The Daily Item
UNIVERSITY PARK — Rocket engines will soon be blazing away in a series of tests at Penn State’s University Park campus, enabling students to gain a better understanding of rocket performance and share some of their knowledge with NASA, according to an agreement reached between the University’s Applied Research Laboratory and NASA’s Lyndon B. Johnson Space Center.
The space center will provide bipropellant rockets — liquid methane/liquid methane control engines — that it developed to the ARL’s Space Systems Initiative for testing and characterization. The first of these engines has already arrived.
According to Michael V. Paul, who heads the Space Systems Initiative, more than 80 undergraduate and graduate students will have the opportunity to gain hands-on experience in the safe design, construction and operation of high pressure cryogenic systems and rocket engines.
Paul also directs the Penn State Lunar Lion team, part of the Google Lunar XPRIZE, which plans to send a vehicle to the moon, take off from the lunar surface, and land again some distance away.
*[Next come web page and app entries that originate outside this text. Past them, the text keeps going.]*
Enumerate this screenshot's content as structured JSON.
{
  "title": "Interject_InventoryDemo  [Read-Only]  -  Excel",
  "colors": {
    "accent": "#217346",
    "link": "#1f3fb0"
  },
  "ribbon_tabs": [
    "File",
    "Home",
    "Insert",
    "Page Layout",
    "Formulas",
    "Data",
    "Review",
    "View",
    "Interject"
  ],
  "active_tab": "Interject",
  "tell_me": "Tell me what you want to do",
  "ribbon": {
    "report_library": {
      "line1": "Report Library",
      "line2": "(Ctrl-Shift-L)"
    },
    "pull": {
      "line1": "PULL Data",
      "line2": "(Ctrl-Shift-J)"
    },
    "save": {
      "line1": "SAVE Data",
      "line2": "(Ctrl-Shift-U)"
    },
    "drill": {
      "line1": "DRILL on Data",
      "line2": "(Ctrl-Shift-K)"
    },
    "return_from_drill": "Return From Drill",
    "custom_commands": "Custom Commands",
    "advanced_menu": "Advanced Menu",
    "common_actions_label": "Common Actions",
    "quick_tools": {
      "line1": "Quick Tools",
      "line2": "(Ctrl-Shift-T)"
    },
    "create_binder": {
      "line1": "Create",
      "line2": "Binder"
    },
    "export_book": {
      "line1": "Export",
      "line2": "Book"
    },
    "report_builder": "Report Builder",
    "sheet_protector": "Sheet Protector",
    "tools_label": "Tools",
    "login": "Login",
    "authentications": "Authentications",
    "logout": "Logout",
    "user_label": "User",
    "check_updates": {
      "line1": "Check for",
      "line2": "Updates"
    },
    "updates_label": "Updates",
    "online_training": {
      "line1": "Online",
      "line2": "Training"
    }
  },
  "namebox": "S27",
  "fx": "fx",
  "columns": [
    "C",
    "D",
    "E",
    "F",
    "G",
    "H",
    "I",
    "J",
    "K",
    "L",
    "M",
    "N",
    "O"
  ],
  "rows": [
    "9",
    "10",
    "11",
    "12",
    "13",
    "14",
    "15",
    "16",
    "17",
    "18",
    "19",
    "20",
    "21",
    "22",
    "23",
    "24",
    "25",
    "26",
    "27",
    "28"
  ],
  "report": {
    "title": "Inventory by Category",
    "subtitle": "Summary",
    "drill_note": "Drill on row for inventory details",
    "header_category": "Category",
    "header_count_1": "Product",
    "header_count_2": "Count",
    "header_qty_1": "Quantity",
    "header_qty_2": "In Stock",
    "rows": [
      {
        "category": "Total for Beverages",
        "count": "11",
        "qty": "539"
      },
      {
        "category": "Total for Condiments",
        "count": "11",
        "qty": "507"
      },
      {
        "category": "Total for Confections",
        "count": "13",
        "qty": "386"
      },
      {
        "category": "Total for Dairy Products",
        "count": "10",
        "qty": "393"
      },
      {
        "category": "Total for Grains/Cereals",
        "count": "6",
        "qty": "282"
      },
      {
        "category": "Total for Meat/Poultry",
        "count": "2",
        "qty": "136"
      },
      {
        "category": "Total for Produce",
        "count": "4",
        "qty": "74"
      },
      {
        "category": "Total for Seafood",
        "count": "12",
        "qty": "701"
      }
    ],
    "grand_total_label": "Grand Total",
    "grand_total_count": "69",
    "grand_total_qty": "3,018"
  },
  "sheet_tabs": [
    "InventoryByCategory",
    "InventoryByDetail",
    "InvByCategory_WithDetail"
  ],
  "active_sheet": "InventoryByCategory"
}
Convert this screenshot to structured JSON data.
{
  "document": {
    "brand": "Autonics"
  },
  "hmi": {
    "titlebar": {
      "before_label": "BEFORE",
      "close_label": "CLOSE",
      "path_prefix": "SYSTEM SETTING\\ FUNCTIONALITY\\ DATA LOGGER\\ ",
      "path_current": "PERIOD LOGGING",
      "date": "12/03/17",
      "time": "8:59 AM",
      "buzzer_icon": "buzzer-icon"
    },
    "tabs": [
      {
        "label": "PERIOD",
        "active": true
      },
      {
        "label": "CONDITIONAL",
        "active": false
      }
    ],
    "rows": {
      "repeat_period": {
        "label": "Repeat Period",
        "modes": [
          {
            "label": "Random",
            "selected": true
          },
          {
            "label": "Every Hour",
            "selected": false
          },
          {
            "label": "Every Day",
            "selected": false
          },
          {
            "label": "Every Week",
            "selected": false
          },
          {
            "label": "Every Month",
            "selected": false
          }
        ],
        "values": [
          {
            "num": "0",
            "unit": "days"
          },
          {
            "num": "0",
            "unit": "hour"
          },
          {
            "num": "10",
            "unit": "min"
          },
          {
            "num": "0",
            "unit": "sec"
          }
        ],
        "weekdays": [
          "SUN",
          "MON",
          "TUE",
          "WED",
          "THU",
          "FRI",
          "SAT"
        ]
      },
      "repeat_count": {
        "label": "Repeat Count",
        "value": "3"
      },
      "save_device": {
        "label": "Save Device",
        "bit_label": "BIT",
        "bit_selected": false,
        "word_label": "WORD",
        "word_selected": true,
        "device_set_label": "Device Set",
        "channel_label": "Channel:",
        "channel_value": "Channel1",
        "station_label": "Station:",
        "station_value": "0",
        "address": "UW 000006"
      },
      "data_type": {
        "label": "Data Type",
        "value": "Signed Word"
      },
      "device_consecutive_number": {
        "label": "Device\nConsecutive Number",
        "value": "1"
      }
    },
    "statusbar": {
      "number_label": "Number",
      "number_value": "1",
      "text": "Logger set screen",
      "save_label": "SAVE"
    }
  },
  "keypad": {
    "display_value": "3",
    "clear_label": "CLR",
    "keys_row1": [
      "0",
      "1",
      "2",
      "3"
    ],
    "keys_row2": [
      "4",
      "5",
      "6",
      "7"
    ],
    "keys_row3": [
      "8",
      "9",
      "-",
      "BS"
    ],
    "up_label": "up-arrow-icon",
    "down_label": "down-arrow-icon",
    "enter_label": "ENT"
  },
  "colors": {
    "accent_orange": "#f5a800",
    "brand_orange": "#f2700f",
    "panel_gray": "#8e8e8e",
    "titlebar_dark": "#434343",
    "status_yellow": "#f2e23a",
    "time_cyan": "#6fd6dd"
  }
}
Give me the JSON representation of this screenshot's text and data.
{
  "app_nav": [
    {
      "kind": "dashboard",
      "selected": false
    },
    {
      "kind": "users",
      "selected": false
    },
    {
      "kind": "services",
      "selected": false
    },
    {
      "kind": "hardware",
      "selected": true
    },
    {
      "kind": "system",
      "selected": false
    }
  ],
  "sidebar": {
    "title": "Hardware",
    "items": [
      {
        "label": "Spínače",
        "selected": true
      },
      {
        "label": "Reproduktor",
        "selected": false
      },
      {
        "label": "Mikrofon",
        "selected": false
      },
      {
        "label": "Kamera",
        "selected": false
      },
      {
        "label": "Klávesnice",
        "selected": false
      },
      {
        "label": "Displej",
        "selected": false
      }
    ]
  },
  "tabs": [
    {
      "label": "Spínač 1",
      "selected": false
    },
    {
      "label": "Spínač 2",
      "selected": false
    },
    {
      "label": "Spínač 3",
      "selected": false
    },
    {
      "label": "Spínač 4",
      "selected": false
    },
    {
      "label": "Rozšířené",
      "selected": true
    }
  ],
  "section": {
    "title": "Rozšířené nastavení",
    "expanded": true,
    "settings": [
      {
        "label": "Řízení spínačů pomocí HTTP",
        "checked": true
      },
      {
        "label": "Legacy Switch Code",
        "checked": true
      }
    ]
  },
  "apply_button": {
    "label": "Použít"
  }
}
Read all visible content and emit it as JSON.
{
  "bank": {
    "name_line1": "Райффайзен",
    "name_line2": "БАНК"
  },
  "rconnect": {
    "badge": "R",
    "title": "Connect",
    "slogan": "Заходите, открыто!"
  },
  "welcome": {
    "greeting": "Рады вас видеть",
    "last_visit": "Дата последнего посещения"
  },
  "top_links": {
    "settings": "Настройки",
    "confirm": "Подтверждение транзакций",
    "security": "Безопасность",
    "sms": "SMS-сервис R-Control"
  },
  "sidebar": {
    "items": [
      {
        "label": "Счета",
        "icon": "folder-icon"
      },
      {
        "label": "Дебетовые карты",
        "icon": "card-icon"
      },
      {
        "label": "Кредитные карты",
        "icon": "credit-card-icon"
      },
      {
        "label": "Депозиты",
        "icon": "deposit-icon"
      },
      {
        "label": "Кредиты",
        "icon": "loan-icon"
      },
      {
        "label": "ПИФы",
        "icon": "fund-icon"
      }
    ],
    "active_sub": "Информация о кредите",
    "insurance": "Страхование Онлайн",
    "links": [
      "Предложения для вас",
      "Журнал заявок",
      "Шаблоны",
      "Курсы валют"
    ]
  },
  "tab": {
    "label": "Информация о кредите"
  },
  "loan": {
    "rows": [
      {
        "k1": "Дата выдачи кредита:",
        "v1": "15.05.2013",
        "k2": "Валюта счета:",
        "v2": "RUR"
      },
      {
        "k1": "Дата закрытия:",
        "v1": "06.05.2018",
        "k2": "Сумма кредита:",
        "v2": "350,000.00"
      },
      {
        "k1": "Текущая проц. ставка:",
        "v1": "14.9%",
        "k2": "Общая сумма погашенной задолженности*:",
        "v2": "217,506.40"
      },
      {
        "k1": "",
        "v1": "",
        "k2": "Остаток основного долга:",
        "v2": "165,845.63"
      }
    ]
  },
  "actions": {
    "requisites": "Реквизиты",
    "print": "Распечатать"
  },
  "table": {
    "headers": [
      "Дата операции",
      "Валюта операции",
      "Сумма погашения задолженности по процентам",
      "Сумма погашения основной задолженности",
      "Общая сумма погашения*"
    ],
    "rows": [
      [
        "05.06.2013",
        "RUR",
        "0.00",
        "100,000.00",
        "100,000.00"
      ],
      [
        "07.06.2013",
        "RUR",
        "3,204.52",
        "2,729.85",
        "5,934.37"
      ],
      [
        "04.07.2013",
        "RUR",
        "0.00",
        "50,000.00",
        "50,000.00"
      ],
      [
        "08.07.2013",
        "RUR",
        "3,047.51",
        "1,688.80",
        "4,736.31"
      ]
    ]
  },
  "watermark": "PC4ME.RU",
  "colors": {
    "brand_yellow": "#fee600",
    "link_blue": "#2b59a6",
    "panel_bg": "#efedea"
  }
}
The rocket engines will be tested in University facilities built for testing high-energy systems for the Navy. The engines burn liquefied oxygen and various hydrocarbons and are considered to be environmentally “green” because they are non-toxic and are safer to use than traditional rocket engine fuels.